- **Exercise details**
Every record must come back exactly as given.

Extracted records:
————
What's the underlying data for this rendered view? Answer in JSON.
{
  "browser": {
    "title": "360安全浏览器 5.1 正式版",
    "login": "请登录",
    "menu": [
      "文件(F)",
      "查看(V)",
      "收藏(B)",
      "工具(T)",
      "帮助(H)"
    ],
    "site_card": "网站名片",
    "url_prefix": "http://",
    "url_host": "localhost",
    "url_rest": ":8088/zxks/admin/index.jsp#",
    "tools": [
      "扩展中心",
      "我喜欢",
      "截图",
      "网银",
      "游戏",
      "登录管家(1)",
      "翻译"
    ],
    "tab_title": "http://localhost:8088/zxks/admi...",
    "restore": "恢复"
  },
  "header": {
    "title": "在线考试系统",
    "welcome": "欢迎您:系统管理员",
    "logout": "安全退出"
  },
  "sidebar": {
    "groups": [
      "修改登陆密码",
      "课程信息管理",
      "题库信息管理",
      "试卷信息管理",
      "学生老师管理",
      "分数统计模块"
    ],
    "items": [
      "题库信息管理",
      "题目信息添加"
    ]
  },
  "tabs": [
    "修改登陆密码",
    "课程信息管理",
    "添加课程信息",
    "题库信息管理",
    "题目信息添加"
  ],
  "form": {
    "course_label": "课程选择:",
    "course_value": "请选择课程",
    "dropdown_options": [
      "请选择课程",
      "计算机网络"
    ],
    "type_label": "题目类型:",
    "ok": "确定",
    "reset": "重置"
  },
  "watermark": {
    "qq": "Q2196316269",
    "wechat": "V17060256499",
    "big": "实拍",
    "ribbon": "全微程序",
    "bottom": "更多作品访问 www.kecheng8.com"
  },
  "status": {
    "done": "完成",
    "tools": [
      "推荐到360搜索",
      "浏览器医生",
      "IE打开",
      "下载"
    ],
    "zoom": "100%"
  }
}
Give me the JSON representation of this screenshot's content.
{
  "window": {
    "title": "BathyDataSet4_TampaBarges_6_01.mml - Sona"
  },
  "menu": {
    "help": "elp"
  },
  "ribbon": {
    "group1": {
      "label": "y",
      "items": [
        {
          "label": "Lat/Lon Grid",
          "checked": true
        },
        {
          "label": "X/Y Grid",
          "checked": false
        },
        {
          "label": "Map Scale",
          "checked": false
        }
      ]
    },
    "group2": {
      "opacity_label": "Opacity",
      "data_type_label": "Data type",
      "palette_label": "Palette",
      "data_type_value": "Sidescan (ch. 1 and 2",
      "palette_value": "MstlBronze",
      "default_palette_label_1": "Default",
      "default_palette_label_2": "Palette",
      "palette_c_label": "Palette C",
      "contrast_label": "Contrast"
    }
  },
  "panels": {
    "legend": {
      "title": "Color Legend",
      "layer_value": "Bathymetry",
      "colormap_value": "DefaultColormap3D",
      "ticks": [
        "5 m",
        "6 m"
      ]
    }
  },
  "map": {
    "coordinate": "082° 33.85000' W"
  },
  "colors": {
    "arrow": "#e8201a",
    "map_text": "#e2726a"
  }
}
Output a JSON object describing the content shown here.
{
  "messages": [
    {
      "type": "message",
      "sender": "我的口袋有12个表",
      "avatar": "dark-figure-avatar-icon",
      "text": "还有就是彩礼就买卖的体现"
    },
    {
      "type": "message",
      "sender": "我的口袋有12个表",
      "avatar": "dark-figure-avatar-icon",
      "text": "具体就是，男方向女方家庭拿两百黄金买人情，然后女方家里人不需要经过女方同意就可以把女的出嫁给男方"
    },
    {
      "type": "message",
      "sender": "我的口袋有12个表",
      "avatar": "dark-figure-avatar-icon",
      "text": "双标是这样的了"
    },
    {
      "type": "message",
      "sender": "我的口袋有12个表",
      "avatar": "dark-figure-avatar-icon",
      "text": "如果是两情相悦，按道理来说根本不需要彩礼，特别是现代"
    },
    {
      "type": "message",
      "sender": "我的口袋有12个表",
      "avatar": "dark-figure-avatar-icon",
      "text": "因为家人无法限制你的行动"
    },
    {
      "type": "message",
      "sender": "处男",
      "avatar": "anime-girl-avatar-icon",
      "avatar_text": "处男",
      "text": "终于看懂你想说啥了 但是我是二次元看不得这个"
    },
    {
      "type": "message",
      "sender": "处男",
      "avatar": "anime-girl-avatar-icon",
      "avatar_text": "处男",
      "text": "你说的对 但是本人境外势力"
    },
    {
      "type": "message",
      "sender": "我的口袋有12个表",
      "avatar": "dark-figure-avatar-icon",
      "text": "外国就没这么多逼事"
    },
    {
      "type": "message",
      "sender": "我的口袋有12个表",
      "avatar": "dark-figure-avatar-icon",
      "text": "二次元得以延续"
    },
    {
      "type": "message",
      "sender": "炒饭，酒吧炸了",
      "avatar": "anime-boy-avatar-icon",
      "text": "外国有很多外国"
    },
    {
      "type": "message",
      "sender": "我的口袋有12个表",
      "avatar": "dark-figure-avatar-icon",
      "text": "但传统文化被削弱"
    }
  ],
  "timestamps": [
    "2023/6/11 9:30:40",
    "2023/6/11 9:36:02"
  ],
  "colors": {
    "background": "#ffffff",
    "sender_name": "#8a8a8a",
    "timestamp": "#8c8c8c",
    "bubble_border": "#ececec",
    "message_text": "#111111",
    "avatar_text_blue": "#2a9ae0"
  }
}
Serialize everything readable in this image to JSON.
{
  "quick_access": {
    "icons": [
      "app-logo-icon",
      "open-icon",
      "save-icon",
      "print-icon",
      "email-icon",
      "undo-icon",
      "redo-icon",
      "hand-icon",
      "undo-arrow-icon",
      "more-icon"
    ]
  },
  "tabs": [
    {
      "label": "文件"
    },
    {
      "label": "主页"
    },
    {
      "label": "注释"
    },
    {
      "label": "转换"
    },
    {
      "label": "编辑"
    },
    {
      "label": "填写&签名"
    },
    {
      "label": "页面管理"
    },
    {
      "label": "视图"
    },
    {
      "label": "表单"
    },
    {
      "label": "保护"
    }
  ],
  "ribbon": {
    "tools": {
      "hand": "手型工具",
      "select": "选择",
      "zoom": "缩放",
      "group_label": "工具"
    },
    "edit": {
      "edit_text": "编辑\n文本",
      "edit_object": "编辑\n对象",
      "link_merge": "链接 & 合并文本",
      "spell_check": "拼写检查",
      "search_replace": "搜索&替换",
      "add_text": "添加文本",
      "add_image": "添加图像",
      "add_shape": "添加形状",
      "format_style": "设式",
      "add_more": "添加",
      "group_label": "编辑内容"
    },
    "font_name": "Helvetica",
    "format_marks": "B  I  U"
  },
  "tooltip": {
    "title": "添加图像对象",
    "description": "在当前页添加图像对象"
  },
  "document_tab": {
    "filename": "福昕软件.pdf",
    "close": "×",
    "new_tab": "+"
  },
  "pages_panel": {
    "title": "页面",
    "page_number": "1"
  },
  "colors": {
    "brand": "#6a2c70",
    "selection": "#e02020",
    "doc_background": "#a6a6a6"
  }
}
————
- **Result of this exercise**
What's the underlying data for this rendered view? Answer in JSON.
{
  "browser": {
    "title": "360安全浏览器 5.1 正式版",
    "login": "请登录",
    "menu": [
      "文件(F)",
      "查看(V)",
      "收藏(B)",
      "工具(T)",
      "帮助(H)"
    ],
    "site_card": "网站名片",
    "url_prefix": "http://",
    "url_host": "localhost",
    "url_rest": ":8088/zxks/admin/index.jsp#",
    "tools": [
      "扩展中心",
      "我喜欢",
      "截图",
      "网银",
      "游戏",
      "登录管家(1)",
      "翻译"
    ],
    "tab_title": "http://localhost:8088/zxks/admi...",
    "restore": "恢复"
  },
  "header": {
    "title": "在线考试系统",
    "welcome": "欢迎您:系统管理员",
    "logout": "安全退出"
  },
  "sidebar": {
    "groups": [
      "修改登陆密码",
      "课程信息管理",
      "题库信息管理",
      "试卷信息管理",
      "学生老师管理",
      "分数统计模块"
    ],
    "items": [
      "题库信息管理",
      "题目信息添加"
    ]
  },
  "tabs": [
    "修改登陆密码",
    "课程信息管理",
    "添加课程信息",
    "题库信息管理",
    "题目信息添加"
  ],
  "form": {
    "course_label": "课程选择:",
    "course_value": "请选择课程",
    "dropdown_options": [
      "请选择课程",
      "计算机网络"
    ],
    "type_label": "题目类型:",
    "ok": "确定",
    "reset": "重置"
  },
  "watermark": {
    "qq": "Q2196316269",
    "wechat": "V17060256499",
    "big": "实拍",
    "ribbon": "全微程序",
    "bottom": "更多作品访问 www.kecheng8.com"
  },
  "status": {
    "done": "完成",
    "tools": [
      "推荐到360搜索",
      "浏览器医生",
      "IE打开",
      "下载"
    ],
    "zoom": "100%"
  }
}
Give me the JSON representation of this screenshot's content.
{
  "window": {
    "title": "BathyDataSet4_TampaBarges_6_01.mml - Sona"
  },
  "menu": {
    "help": "elp"
  },
  "ribbon": {
    "group1": {
      "label": "y",
      "items": [
        {
          "label": "Lat/Lon Grid",
          "checked": true
        },
        {
          "label": "X/Y Grid",
          "checked": false
        },
        {
          "label": "Map Scale",
          "checked": false
        }
      ]
    },
    "group2": {
      "opacity_label": "Opacity",
      "data_type_label": "Data type",
      "palette_label": "Palette",
      "data_type_value": "Sidescan (ch. 1 and 2",
      "palette_value": "MstlBronze",
      "default_palette_label_1": "Default",
      "default_palette_label_2": "Palette",
      "palette_c_label": "Palette C",
      "contrast_label": "Contrast"
    }
  },
  "panels": {
    "legend": {
      "title": "Color Legend",
      "layer_value": "Bathymetry",
      "colormap_value": "DefaultColormap3D",
      "ticks": [
        "5 m",
        "6 m"
      ]
    }
  },
  "map": {
    "coordinate": "082° 33.85000' W"
  },
  "colors": {
    "arrow": "#e8201a",
    "map_text": "#e2726a"
  }
}
Output a JSON object describing the content shown here.
{
  "messages": [
    {
      "type": "message",
      "sender": "我的口袋有12个表",
      "avatar": "dark-figure-avatar-icon",
      "text": "还有就是彩礼就买卖的体现"
    },
    {
      "type": "message",
      "sender": "我的口袋有12个表",
      "avatar": "dark-figure-avatar-icon",
      "text": "具体就是，男方向女方家庭拿两百黄金买人情，然后女方家里人不需要经过女方同意就可以把女的出嫁给男方"
    },
    {
      "type": "message",
      "sender": "我的口袋有12个表",
      "avatar": "dark-figure-avatar-icon",
      "text": "双标是这样的了"
    },
    {
      "type": "message",
      "sender": "我的口袋有12个表",
      "avatar": "dark-figure-avatar-icon",
      "text": "如果是两情相悦，按道理来说根本不需要彩礼，特别是现代"
    },
    {
      "type": "message",
      "sender": "我的口袋有12个表",
      "avatar": "dark-figure-avatar-icon",
      "text": "因为家人无法限制你的行动"
    },
    {
      "type": "message",
      "sender": "处男",
      "avatar": "anime-girl-avatar-icon",
      "avatar_text": "处男",
      "text": "终于看懂你想说啥了 但是我是二次元看不得这个"
    },
    {
      "type": "message",
      "sender": "处男",
      "avatar": "anime-girl-avatar-icon",
      "avatar_text": "处男",
      "text": "你说的对 但是本人境外势力"
    },
    {
      "type": "message",
      "sender": "我的口袋有12个表",
      "avatar": "dark-figure-avatar-icon",
      "text": "外国就没这么多逼事"
    },
    {
      "type": "message",
      "sender": "我的口袋有12个表",
      "avatar": "dark-figure-avatar-icon",
      "text": "二次元得以延续"
    },
    {
      "type": "message",
      "sender": "炒饭，酒吧炸了",
      "avatar": "anime-boy-avatar-icon",
      "text": "外国有很多外国"
    },
    {
      "type": "message",
      "sender": "我的口袋有12个表",
      "avatar": "dark-figure-avatar-icon",
      "text": "但传统文化被削弱"
    }
  ],
  "timestamps": [
    "2023/6/11 9:30:40",
    "2023/6/11 9:36:02"
  ],
  "colors": {
    "background": "#ffffff",
    "sender_name": "#8a8a8a",
    "timestamp": "#8c8c8c",
    "bubble_border": "#ececec",
    "message_text": "#111111",
    "avatar_text_blue": "#2a9ae0"
  }
}
Serialize everything readable in this image to JSON.
{
  "quick_access": {
    "icons": [
      "app-logo-icon",
      "open-icon",
      "save-icon",
      "print-icon",
      "email-icon",
      "undo-icon",
      "redo-icon",
      "hand-icon",
      "undo-arrow-icon",
      "more-icon"
    ]
  },
  "tabs": [
    {
      "label": "文件"
    },
    {
      "label": "主页"
    },
    {
      "label": "注释"
    },
    {
      "label": "转换"
    },
    {
      "label": "编辑"
    },
    {
      "label": "填写&签名"
    },
    {
      "label": "页面管理"
    },
    {
      "label": "视图"
    },
    {
      "label": "表单"
    },
    {
      "label": "保护"
    }
  ],
  "ribbon": {
    "tools": {
      "hand": "手型工具",
      "select": "选择",
      "zoom": "缩放",
      "group_label": "工具"
    },
    "edit": {
      "edit_text": "编辑\n文本",
      "edit_object": "编辑\n对象",
      "link_merge": "链接 & 合并文本",
      "spell_check": "拼写检查",
      "search_replace": "搜索&替换",
      "add_text": "添加文本",
      "add_image": "添加图像",
      "add_shape": "添加形状",
      "format_style": "设式",
      "add_more": "添加",
      "group_label": "编辑内容"
    },
    "font_name": "Helvetica",
    "format_marks": "B  I  U"
  },
  "tooltip": {
    "title": "添加图像对象",
    "description": "在当前页添加图像对象"
  },
  "document_tab": {
    "filename": "福昕软件.pdf",
    "close": "×",
    "new_tab": "+"
  },
  "pages_panel": {
    "title": "页面",
    "page_number": "1"
  },
  "colors": {
    "brand": "#6a2c70",
    "selection": "#e02020",
    "doc_background": "#a6a6a6"
  }
}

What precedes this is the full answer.